- Size – Large, stand-mounted reflectors or diffusers are often more expensive than our pocketbooks will allow. Smaller reflectors and diffusers need to be positioned closer to the talent than larger ones. But larger reflectors and diffusers are more difficult to manage. If you are using them outdoors, large reflectors and diffusers make great kites, so be very aware of the wind.
- Shape – The shape of the diffuser or reflector is important in terms of the ability to manipulate the light. While both types do their jobs, round reflectors typically collapse for easy storage and transport. Square ones are typically rigid. Rectangular reflectors or diffusers may offer a wider spread of light than their round cousins.
- Surface – The surface of the reflector is very important. A reflector has one of two surface types: smooth or pebbled. Smooth reflectors reflect the light source without decreasing its intensity. This is important when using the sun as your light source. When using smooth reflectors, you are bouncing the sun in a new direction but with the same intensity.
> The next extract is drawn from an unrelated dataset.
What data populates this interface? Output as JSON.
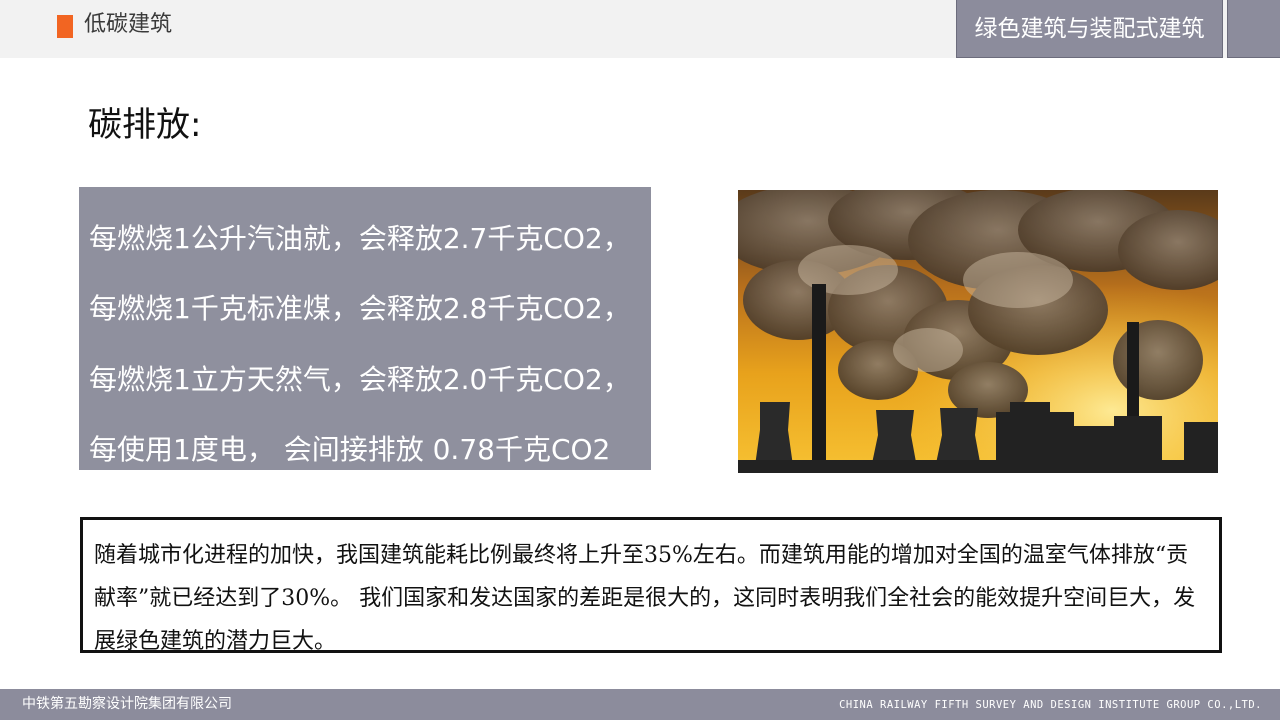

Pebbled reflectors soften and diffuse light as they reflect it.
- Color – Reflectors typically come in three colors: white, silver and gold. The white reflector reflects a diffused white light that is easy on your talent's eyes. It is ideal for providing a soft diffused fill light. You would use the silver reflector to create a sharper, more sparkling light on the subject. Silver lights are well suited to reflecting light from a lamp. A gold reflector is ideal for warming up the skin tones to your talent. Gold reflectors work well when reflecting sunlight. You might use a gold reflector to simulate the warm colored light of the early morning or late afternoon.
- Rigidity – Portability is another concern when looking at reflectors and diffusers. A number of models fold down into small, easily carried units. If you are driving a compact car, a 4X6 solid frame diffuser is probably not a good idea.
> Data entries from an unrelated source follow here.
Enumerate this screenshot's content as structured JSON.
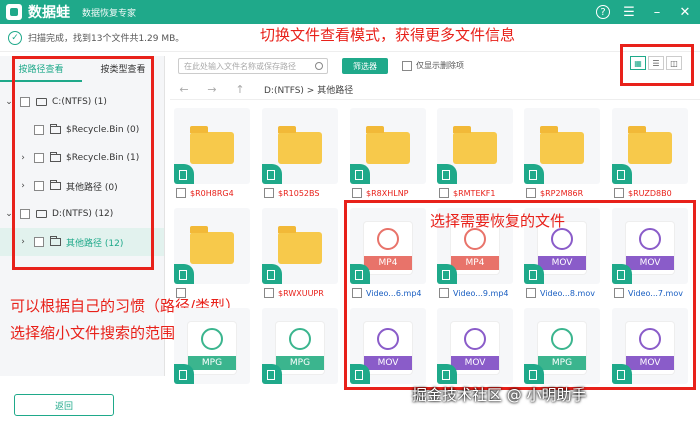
{
  "titlebar": {
    "app_name": "数据蛙",
    "subtitle": "数据恢复专家"
  },
  "status": {
    "text": "扫描完成，找到13个文件共1.29 MB。"
  },
  "annotations": {
    "top": "切换文件查看模式，获得更多文件信息",
    "middle": "选择需要恢复的文件",
    "left_line1": "可以根据自己的习惯（路径/类型）",
    "left_line2": "选择缩小文件搜索的范围"
  },
  "sidebar": {
    "tabs": [
      "按路径查看",
      "按类型查看"
    ],
    "items": [
      {
        "label": "C:(NTFS) (1)",
        "level": 0,
        "chevron": "⌄",
        "icon": "drive-icon"
      },
      {
        "label": "$Recycle.Bin (0)",
        "level": 1,
        "chevron": "",
        "icon": "folder-icon"
      },
      {
        "label": "$Recycle.Bin (1)",
        "level": 1,
        "chevron": "›",
        "icon": "folder-icon"
      },
      {
        "label": "其他路径 (0)",
        "level": 1,
        "chevron": "›",
        "icon": "folder-icon"
      },
      {
        "label": "D:(NTFS) (12)",
        "level": 0,
        "chevron": "⌄",
        "icon": "drive-icon"
      },
      {
        "label": "其他路径 (12)",
        "level": 1,
        "chevron": "›",
        "icon": "folder-icon",
        "selected": true
      }
    ]
  },
  "toolbar": {
    "search_placeholder": "在此处输入文件名称或保存路径",
    "filter_label": "筛选器",
    "deleted_only_label": "仅显示删除项"
  },
  "pathbar": {
    "path": "D:(NTFS) > 其他路径"
  },
  "files": [
    {
      "name": "$R0H8RG4",
      "type": "folder"
    },
    {
      "name": "$R1052BS",
      "type": "folder"
    },
    {
      "name": "$R8XHLNP",
      "type": "folder"
    },
    {
      "name": "$RMTEKF1",
      "type": "folder"
    },
    {
      "name": "$RP2M86R",
      "type": "folder"
    },
    {
      "name": "$RUZD8B0",
      "type": "folder"
    },
    {
      "name": "",
      "type": "folder"
    },
    {
      "name": "$RWXUUPR",
      "type": "folder"
    },
    {
      "name": "Video...6.mp4",
      "type": "MP4"
    },
    {
      "name": "Video...9.mp4",
      "type": "MP4"
    },
    {
      "name": "Video...8.mov",
      "type": "MOV"
    },
    {
      "name": "Video...7.mov",
      "type": "MOV"
    },
    {
      "name": "",
      "type": "MPG"
    },
    {
      "name": "",
      "type": "MPG"
    },
    {
      "name": "",
      "type": "MOV"
    },
    {
      "name": "",
      "type": "MOV"
    },
    {
      "name": "",
      "type": "MPG"
    },
    {
      "name": "",
      "type": "MOV"
    }
  ],
  "colors": {
    "accent": "#1fa98a",
    "annotation": "#e8211a",
    "mp4": "#e8736a",
    "mov": "#8a5cc9",
    "mpg": "#3bb58e"
  },
  "footer": {
    "back_label": "返回"
  },
  "watermark": "掘金技术社区 @ 小明助手"
}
Determining Your Needs
There are many lighting tools available. Which ones you'll buy will depend on your needs. When shopping for a light kit, consider bulb type, features, optional accessories and portability. Looking for a reflector? Shop based on size, shape and color.
Whatever you do, start lighting your productions. Once you start lighting your productions, you'll see a big difference in the quality of your videos.
Sidebar: How Many Lights?
Whether the lights come individually or as a kit might also be an important consideration. If you want to use three-point lighting, you will want to look for a kit that provides at least three lights that are very adaptable for use in the three positions. But you don't need three lights to get started. You can create fantastic-looking setups with a single light and a reflector.